  • Question

  • I'm new to Windows Store dev and all this "async" and "await" stuff.  The code below is sometimes "breezed over" or something where it doesn't run.  And then I'll have a function after it that is depending on it having first completed (i.e. in sync).

    I tried simply removing "async" and "await" but it doesn't seem to like that.  What's the normal protocol here, please?

    private async void EnsureOrCreateLocalFiles()
    {
        await KnownFolders.DocumentsLibrary.CreateFileAsync("myfile.txt");
    }


    Thanks.

    Tuesday, September 10, 2013 5:30 PM

Answers

  • I'd return a Task from the method instead of void, and to await the call to this method in the caller.

    private async Task EnsureOrCreateLocalFiles()
    {
        await KnownFolders.DocumentsLibrary.CreateFileAsync("myfile.txt");
    }

    • Marked as answer by fiverc Tuesday, September 10, 2013 7:36 PM
    Tuesday, September 10, 2013 6:34 PM

All replies

  • I'd return a Task from the method instead of void, and to await the call to this method in the caller.

    private async Task EnsureOrCreateLocalFiles()
    {
        await KnownFolders.DocumentsLibrary.CreateFileAsync("myfile.txt");
    }

    • Marked as answer by fiverc Tuesday, September 10, 2013 7:36 PM
    Tuesday, September 10, 2013 6:34 PM
  • As Ben already wrote, you should make this method a Task. The guidelines also state that awaitable methods should be named '...Async'.

    This would make your method look like this:

    private async Task EnsureOrCreateLocalFilesAsync()
     {
         await KnownFolders.DocumentsLibrary.CreateFileAsync("myfile.txt");
     }

    Then you can either wait for this method to complete (as if it was synchronous) or call it asynchronously without waiting for it:

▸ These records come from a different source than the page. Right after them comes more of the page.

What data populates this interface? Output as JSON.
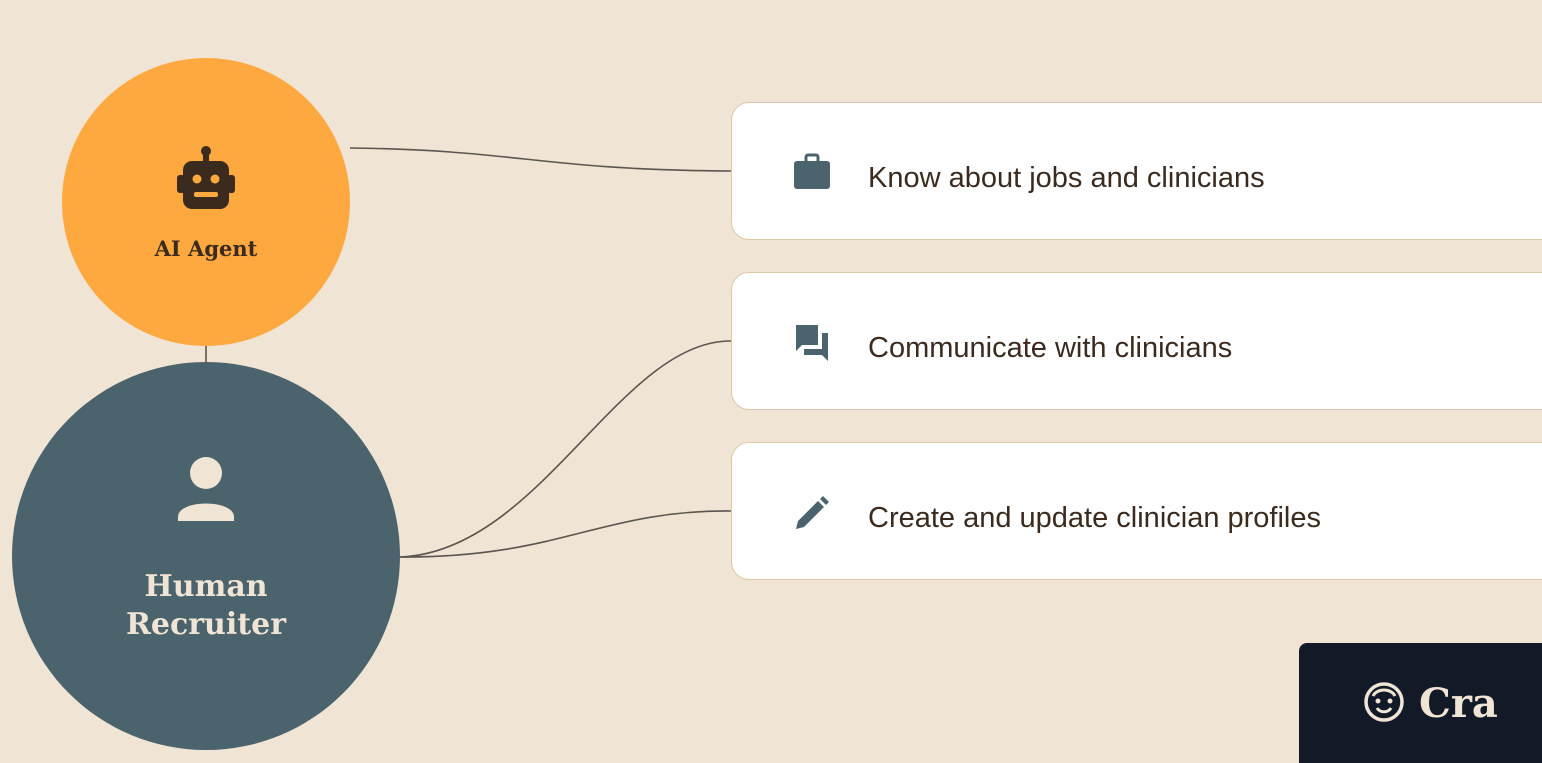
{
  "nodes": {
    "ai_agent": {
      "label": "AI Agent",
      "icon": "robot-icon",
      "color": "#fda940"
    },
    "human_recruiter": {
      "label": "Human\nRecruiter",
      "icon": "person-icon",
      "color": "#4a636d"
    }
  },
  "capabilities": [
    {
      "label": "Know about jobs and clinicians",
      "icon": "briefcase-icon"
    },
    {
      "label": "Communicate with clinicians",
      "icon": "chat-bubbles-icon"
    },
    {
      "label": "Create and update clinician profiles",
      "icon": "pencil-icon"
    }
  ],
  "brand": {
    "name": "Cra",
    "icon": "smiley-face-icon"
  },
  "colors": {
    "background": "#f0e4d4",
    "card_border": "#dcc9a7",
    "icon": "#4a636d",
    "text": "#3b2a1e",
    "connector": "#5b5550",
    "badge": "#121a28"
  }
}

    //prepare the file await EnsureOrCreateLocalFilesAsync(); //write to the file await WriteToFileAsync(); //prepare but don't wait Task prepare = EnsureOrCreateLocalFilesAsync();

    //this will continue immediately

    //but you can await it later...

    await prepare;

    Note that even if you don't want to wait for the Task, you should always catch the result with Task .. = ... or you would miss exceptions happening!

    Also note that CreateFileAsync(...) actually returns a StorageFile (and can fail too).

    cheers,

    michael


    Life is unsure - always eat the dessert first!


    Tuesday, September 10, 2013 9:28 PM
  • I'd like to add more to coojbs answer. His answer was correct when he told you how to fix it, but he didn't tell you WHY it fixed it.  When you mark a method with the Async keyword, you have two types of return values. You can return a task, or you can return void. If you return a task, the compiler can use the task to inspect any returns, exceptions etc. In other words, if you return a Task, the compiler cares about what happened in the asynchronous method.  If you return a void, then there is nothing for the compiler to look at. In other words, you've told the compiler that you aren't returning anything at all, and thus the compiler does not care what happened. In this case, the compiler treats your method as a "fire and forget", and it will simply execute the method and continue to the next.

    Since your typed your method as

    private async void EnsureOrCreateLocalFiles()

    The compiler does a "fire and forget" on the EnsureOrCreateLocalFiles() and immediately moves on to the next method. And thus, any code afterwards should NOT depend on EnsureOrCreateLocalFile(). If you want that code to care about the result of EnsureOrCreateLocalFile(), then you need to type it as returning a Task, and not a void.

    One other note, there is a bug in your code. If "myfile.txt" exists, then you will get an exeption. Since you typed this as void, the compiler will not know that an exception occurred (because it did a "fire and forget"). Thus, you will get sporadic behavior. In you case, you use use the CreationCollisionOption flag to prevent this

    .. CreateFileAsync("myfile.txt", CreationCollisionOption.ReplaceExisting);

    This small change will overwrite "myfile.txt" if it exists, and thus not throw any exception.

    • Proposed as answer by DPinTX Thursday, January 9, 2014 7:13 PM
    Thursday, January 9, 2014 7:13 PM